There is accordingly strong unrefuted evidence that each of the disputed domain names was registered in bad faith.
As to bad faith use, the Complainant first cites the well known principle arising from Telstra Corporation Limited v. Ozuris, WIPO Case No. D2000-0003 and its progeny that passive use of the disputed domain name does not prevent a finding of bad faith use, particularly where there are “cumulative circumstances” found to be indicative of bad faith. See generally, WIPO Overview 2.0, paragraph 3.2. The Complainant accordingly asserts that to the extent that one of more of the twelve disputed domain names is inactive or “parked”, there nevertheless is bad faith use on the part of the Respondent; the Panel accepts this assertion on the facts here present. This said, there is also significant evidence of active bad faith use of most or all of the disputed domain names. The Complainant points out that the disputed domain name <firekeyboard.com> in particular, was being used in connection with a monetized parking page that included links to services associated with the FIRE trademark, such as phone accessories. Moreover, many of the sites to which the disputed domain names resolved or offered the disputed name for sale for amounts far in excess of the out of pocket costs that would be required for the registration of such domain name. The Panel visited (from a computer in Switzerland) all the sites to which all disputed domain names resolved to, and was able to confirm that all or most of the disputed domain name sites offered or appear to have offered the disputed (and other) domain names for sale for an amount that would constitute bad faith pursuant to Paragraph 4 (b)(i) of the Policy. For, example <firekeyboard.com> resolved to a site announcing “firekeyboard.com is for sale!” and inviting bids for the same; the site also contained offers to sell a wide variety of domain names incorporating the word “kindle” for prices that appeared to range from USD500 to 10,000; similar displays were found on the sites to which other disputed domain names resolved. The evidence of bad faith use within the meaning of the Policy is abundant, and there is no plausible good faith explanation for the Respondent’s conduct. There is also significant evidence that the Respondent has engaged in a pattern of such bad faith conduct as defined in paragraph 4(b)(ii) of the Policy, although it is not necessary to detail that finding in light of the other evidence of bad faith use and registration adumbrated above.
The Panel finds that the Respondent has both registered and used all of the disputed domain names in bad faith as defined in paragraph 4(a) (iii) of the Policy.
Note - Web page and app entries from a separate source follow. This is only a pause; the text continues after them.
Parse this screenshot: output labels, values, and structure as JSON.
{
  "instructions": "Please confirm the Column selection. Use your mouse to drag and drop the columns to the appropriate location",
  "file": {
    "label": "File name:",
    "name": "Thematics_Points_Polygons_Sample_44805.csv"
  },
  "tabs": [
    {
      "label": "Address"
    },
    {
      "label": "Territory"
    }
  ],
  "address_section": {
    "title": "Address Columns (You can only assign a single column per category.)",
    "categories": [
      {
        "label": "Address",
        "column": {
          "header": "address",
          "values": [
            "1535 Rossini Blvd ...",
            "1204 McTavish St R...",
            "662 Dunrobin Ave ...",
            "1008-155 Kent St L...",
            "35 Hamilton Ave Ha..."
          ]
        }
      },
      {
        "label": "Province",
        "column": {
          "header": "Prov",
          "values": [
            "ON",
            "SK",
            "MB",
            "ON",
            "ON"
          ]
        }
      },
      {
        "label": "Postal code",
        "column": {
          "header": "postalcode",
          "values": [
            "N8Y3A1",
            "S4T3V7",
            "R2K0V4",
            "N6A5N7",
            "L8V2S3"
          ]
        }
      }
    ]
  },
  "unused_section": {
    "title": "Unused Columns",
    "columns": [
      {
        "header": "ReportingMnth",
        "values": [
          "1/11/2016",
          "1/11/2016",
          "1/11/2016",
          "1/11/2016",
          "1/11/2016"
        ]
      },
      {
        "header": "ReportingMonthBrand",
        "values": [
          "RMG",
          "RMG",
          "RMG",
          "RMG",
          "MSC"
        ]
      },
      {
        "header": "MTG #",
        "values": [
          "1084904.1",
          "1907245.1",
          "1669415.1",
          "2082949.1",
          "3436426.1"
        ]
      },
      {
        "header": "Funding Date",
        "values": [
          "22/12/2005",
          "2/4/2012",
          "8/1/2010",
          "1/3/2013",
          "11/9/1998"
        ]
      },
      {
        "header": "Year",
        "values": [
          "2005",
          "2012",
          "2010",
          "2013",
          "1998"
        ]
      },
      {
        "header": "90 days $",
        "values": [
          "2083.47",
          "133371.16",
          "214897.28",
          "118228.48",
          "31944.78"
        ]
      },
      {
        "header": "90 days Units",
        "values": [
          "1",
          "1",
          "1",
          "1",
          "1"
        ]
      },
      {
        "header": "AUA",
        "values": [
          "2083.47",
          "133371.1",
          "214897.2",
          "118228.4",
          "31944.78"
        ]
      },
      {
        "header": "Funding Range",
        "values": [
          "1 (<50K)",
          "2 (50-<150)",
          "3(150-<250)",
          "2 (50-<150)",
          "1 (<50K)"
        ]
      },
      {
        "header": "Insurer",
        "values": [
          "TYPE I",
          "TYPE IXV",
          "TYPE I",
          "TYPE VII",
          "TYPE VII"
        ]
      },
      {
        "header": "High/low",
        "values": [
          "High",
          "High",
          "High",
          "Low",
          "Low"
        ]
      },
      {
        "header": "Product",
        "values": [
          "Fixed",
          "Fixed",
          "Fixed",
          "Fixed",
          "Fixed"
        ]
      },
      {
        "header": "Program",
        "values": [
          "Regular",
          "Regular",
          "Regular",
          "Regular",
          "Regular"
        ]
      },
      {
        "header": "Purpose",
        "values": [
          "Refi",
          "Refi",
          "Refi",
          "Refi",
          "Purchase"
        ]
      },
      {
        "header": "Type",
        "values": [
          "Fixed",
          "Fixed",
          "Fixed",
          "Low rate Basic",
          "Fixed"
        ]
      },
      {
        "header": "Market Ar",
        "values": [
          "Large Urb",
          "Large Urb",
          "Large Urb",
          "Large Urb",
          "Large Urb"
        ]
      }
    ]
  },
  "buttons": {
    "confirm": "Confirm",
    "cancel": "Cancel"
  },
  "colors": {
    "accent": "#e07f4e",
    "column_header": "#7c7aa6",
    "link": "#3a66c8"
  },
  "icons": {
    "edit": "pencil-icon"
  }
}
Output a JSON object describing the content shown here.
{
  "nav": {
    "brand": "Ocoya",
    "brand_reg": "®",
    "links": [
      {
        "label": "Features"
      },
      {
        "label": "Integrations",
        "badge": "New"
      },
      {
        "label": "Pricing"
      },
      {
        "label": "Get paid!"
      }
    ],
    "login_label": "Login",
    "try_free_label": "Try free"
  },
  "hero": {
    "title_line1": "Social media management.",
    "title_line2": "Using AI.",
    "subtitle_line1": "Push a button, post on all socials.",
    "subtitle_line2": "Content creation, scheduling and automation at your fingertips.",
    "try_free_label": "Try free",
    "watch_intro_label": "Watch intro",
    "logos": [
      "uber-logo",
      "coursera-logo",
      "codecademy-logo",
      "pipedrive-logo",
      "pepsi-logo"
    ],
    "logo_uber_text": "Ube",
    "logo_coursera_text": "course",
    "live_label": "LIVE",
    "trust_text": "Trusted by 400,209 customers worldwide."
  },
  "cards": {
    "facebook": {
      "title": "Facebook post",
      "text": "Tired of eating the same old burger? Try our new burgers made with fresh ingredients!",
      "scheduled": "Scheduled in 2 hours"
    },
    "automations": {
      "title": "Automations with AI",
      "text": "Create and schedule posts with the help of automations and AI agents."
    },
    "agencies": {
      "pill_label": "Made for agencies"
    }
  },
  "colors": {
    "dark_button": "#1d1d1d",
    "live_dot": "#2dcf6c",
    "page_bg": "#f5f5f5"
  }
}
For the foregoing reasons, in accordance with paragraphs 4(i) of the Policy and 15 of the Rules, the Panel orders that the following disputed domain names:
be transferred to Complainant Amazon Technologies Inc.
Date: December 19, 2014